WHAT YOU NEED TO DO -
Count how many lines in the entries below hold "title". Only the number belongs in the answer.
(WORKING DATA begins)
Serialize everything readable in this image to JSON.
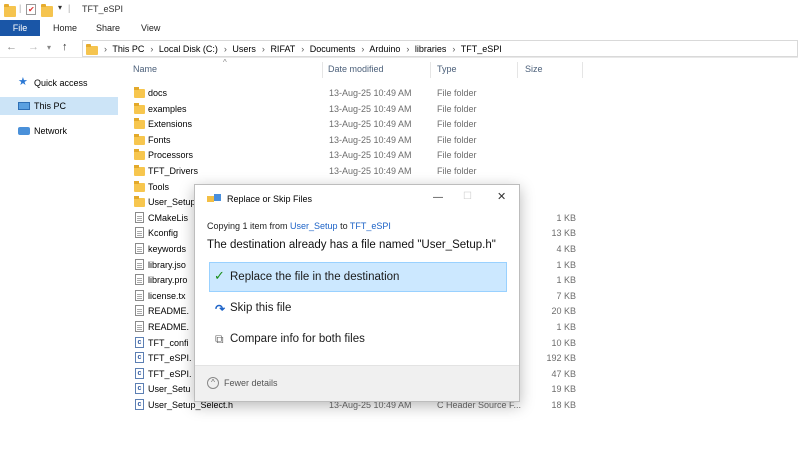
{
  "window": {
    "title": "TFT_eSPI"
  },
  "ribbon": {
    "tabs": [
      "File",
      "Home",
      "Share",
      "View"
    ]
  },
  "address": {
    "crumbs": [
      "This PC",
      "Local Disk (C:)",
      "Users",
      "RIFAT",
      "Documents",
      "Arduino",
      "libraries",
      "TFT_eSPI"
    ]
  },
  "sidebar": {
    "items": [
      {
        "label": "Quick access",
        "icon": "star-icon"
      },
      {
        "label": "This PC",
        "icon": "computer-icon"
      },
      {
        "label": "Network",
        "icon": "network-icon"
      }
    ]
  },
  "columns": {
    "name": "Name",
    "date": "Date modified",
    "type": "Type",
    "size": "Size"
  },
  "files": [
    {
      "name": "docs",
      "date": "13-Aug-25 10:49 AM",
      "type": "File folder",
      "size": "",
      "icon": "folder-icon"
    },
    {
      "name": "examples",
      "date": "13-Aug-25 10:49 AM",
      "type": "File folder",
      "size": "",
      "icon": "folder-icon"
    },
    {
      "name": "Extensions",
      "date": "13-Aug-25 10:49 AM",
      "type": "File folder",
      "size": "",
      "icon": "folder-icon"
    },
    {
      "name": "Fonts",
      "date": "13-Aug-25 10:49 AM",
      "type": "File folder",
      "size": "",
      "icon": "folder-icon"
    },
    {
      "name": "Processors",
      "date": "13-Aug-25 10:49 AM",
      "type": "File folder",
      "size": "",
      "icon": "folder-icon"
    },
    {
      "name": "TFT_Drivers",
      "date": "13-Aug-25 10:49 AM",
      "type": "File folder",
      "size": "",
      "icon": "folder-icon"
    },
    {
      "name": "Tools",
      "date": "",
      "type": "",
      "size": "",
      "icon": "folder-icon"
    },
    {
      "name": "User_Setup",
      "date": "",
      "type": "",
      "size": "",
      "icon": "folder-icon"
    },
    {
      "name": "CMakeLis",
      "date": "",
      "type": "",
      "size": "1 KB",
      "icon": "document-icon"
    },
    {
      "name": "Kconfig",
      "date": "",
      "type": "",
      "size": "13 KB",
      "icon": "document-icon"
    },
    {
      "name": "keywords",
      "date": "",
      "type": "",
      "size": "4 KB",
      "icon": "document-icon"
    },
    {
      "name": "library.jso",
      "date": "",
      "type": "",
      "size": "1 KB",
      "icon": "document-icon"
    },
    {
      "name": "library.pro",
      "date": "",
      "type": "",
      "size": "1 KB",
      "icon": "document-icon"
    },
    {
      "name": "license.tx",
      "date": "",
      "type": "",
      "size": "7 KB",
      "icon": "document-icon"
    },
    {
      "name": "README.",
      "date": "",
      "type": "",
      "size": "20 KB",
      "icon": "document-icon"
    },
    {
      "name": "README.",
      "date": "",
      "type": "",
      "size": "1 KB",
      "icon": "document-icon"
    },
    {
      "name": "TFT_confi",
      "date": "",
      "type": "",
      "size": "10 KB",
      "icon": "c-file-icon"
    },
    {
      "name": "TFT_eSPI.",
      "date": "",
      "type": "",
      "size": "192 KB",
      "icon": "c-file-icon"
    },
    {
      "name": "TFT_eSPI.",
      "date": "",
      "type": "",
      "size": "47 KB",
      "icon": "c-file-icon"
    },
    {
      "name": "User_Setu",
      "date": "",
      "type": "",
      "size": "19 KB",
      "icon": "c-file-icon"
    },
    {
      "name": "User_Setup_Select.h",
      "date": "13-Aug-25 10:49 AM",
      "type": "C Header Source F...",
      "size": "18 KB",
      "icon": "c-file-icon"
    }
  ],
  "dialog": {
    "title": "Replace or Skip Files",
    "copy_prefix": "Copying 1 item from ",
    "copy_from": "User_Setup",
    "copy_mid": " to ",
    "copy_to": "TFT_eSPI",
    "dest_message": "The destination already has a file named \"User_Setup.h\"",
    "options": {
      "replace": "Replace the file in the destination",
      "skip": "Skip this file",
      "compare": "Compare info for both files"
    },
    "fewer_details": "Fewer details",
    "controls": {
      "minimize": "—",
      "maximize": "☐",
      "close": "✕"
    }
  },
  "colors": {
    "accent": "#1a56a7",
    "highlight": "#c4121b",
    "selected": "#cce8ff"
  }
}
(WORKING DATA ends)
TASK OUTPUT -
2